Phil liked weather extremes. Despite his long and thick coat (and despite the doggy door that allowed ready access to a comfy house), he enjoyed the baking heat of a
Phil liked freedom. Specifically, he liked having more freedom than the Other Dog. He enjoyed being preferred. (He might have learned that from me.)
Phil did not like the vet. He did not like any of the vets. He did not like the parking lot, the waiting room, the scale, the receptionist, the techs. I’m surprised he tolerated the presence of my Doctors Foster and Smith catalogs, or the use of the word “vet” to refer to someone who's served in the military. He also disliked any medication that didn’t taste like ham. I realize that I can’t know this about Phil, but it seemed to me that he strongly disliked being vulnerable, or out of control.
It’s been three months now since Phil’s passing. At first, I couldn’t shake the feeling that he was about to show up…that he’d emerge from behind the couch, that he’d appear at the doggy door, that the sound of the UPS truck would rouse him from a deep sleep and he’d head for the front windows, barking ferociously. At first, my husband and I would sit at opposite ends of the couch, looking at each other with wide eyes, knowing that the grim details of this shared experience would bind us to one another, whether we wanted to be bound or not. Mostly, we missed him. The permanence of his absence seemed to me a sickening thing, a foul thing.
Phil presented his share of challenges (that’s me, being kind), and at times it seemed that there was no end to the accommodations we would make for him. To some degree, our day-to-day lives had stopped making sense. So, after Phil’s death, our lives immediately became easier. What was complicated became simple, what was messy became neat, what was costly became affordable, what was dangerous became safe. And with those improvements came immeasurable guilt. I wonder how common that is: to lose a loved one, and then realize (a week later, maybe two weeks) that there’s an advantage…that among the heartbreak and the horror, there’s a boon. With that realization, mourning commenced anew for me, as I began to doubt my devotion and my decency.

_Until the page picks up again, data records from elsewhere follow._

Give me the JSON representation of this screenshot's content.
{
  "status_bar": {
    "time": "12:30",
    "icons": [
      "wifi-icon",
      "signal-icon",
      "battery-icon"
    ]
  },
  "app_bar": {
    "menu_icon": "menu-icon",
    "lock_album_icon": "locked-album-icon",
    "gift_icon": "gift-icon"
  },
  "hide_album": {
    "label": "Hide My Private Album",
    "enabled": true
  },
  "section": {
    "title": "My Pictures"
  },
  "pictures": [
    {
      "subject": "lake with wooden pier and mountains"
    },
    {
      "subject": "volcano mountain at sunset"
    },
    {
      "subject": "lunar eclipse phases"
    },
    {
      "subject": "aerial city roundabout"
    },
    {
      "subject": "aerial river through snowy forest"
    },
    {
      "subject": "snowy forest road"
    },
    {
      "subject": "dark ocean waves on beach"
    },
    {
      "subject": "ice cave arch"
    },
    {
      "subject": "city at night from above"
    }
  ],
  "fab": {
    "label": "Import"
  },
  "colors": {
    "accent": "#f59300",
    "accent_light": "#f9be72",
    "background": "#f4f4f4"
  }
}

Eventually, those doubts faded as I embraced my altered life, and embraced the animals that remain in my care. Today, we talk about the good times, and we make each other laugh with stories of Phil's quirky nature and his strong will. Sometimes, I reach for Phil at night, wanting to bury my hand in his fur, to find him warm, with a beating heart, but it’s not to be. I feel broken, and I lie there, trying to keep the memories fresh, even if that keeps the pain fresh. I imagine my arms around him, I remember my whispered “It’s okay, baby,” and I fall asleep.